How can an autobiography distinguish itself from a memoir? What is the essence of the moment we really want to capture when we feel the urge to document a thought or a feeling that comes and goes within seconds? Do we really want to treasure this moment or is it just a subconscious force that makes us want to preserve and sustain the past?
These are only but a few of the questions that the four participating artists of the group exhibition Memoirs are the pixels of my life investigate through their personal visual lexicon and the diversity of mediums each of them employs as a conduit of artistic expression.
A biography narrates the story of a life whereas the idea of a memoir that the concept of this exhibition mediates tells a story from a life. It is a snapshot of an instantaneous vision and a piece of incomplete and unpublished writing, whose author might revisit it in the future to assemble a more finished version or simply leave it as it is.
From ancient scribbles on stone, walls and pottery to contemporary memos accumulated on electronic devices, each one of us develops and demonstrates at some point the need to contain and compress a feeling or an idea in the form of writing. It is the prerequisite of esoteric expression, initially on a strictly personal and then, sometimes, on an inter-personal level.
Coded language echoes a significant aspect of documenting everyday life. Exercising an aesthetically curious and estranging mode of recording information can oftentimes lead to the abstract resource of undeciphered memoirs. Encrypted fragments of personal notations bewilder us with the illusive quality of memory and are destined to be turned –amongst others– into works of art allowing us to access a deeper realm of reality beyond the objective concealed interpretation of each symbol. Not being able to understand the bricolage of data that expand before our eyes, we turn towards its visual texture that consequently harnesses the power of hidden meaning.

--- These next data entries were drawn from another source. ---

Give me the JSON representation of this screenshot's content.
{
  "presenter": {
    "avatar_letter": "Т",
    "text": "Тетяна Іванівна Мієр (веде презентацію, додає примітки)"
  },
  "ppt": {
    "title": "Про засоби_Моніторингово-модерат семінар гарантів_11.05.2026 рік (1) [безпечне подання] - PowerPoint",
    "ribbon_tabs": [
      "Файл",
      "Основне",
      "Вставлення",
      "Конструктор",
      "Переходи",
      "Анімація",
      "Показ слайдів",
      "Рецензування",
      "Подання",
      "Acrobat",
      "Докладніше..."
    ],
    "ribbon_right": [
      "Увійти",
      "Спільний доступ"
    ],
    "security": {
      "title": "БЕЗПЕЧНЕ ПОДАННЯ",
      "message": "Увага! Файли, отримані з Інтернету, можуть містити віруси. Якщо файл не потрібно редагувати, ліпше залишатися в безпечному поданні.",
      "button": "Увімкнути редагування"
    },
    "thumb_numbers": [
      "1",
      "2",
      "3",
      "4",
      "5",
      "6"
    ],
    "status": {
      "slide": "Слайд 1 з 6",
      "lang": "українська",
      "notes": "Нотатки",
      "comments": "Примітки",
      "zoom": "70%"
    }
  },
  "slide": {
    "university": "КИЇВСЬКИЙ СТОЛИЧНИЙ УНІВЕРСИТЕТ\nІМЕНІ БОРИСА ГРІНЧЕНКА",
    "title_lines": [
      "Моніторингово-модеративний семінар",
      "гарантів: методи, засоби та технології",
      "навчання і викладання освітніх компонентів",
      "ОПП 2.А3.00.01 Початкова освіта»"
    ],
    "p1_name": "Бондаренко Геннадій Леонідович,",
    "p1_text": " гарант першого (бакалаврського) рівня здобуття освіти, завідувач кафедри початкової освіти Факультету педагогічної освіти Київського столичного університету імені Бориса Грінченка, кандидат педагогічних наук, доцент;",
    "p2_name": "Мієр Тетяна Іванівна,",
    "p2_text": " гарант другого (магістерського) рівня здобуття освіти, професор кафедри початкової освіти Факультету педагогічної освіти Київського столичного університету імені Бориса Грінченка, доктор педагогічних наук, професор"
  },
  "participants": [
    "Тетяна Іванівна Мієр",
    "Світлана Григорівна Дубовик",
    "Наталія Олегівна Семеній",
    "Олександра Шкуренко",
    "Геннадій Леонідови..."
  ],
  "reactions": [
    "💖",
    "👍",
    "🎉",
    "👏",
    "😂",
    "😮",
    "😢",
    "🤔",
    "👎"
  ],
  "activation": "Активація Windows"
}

Curator Kostas Prapoglou invites each of the four artists to turn into a memorialist and present their take on the transformative and reflective power of writing, orchestrating a noetic stratification of experiences and emotions. Every work on display comes to terms with our own past and finds its place within the contemporary world.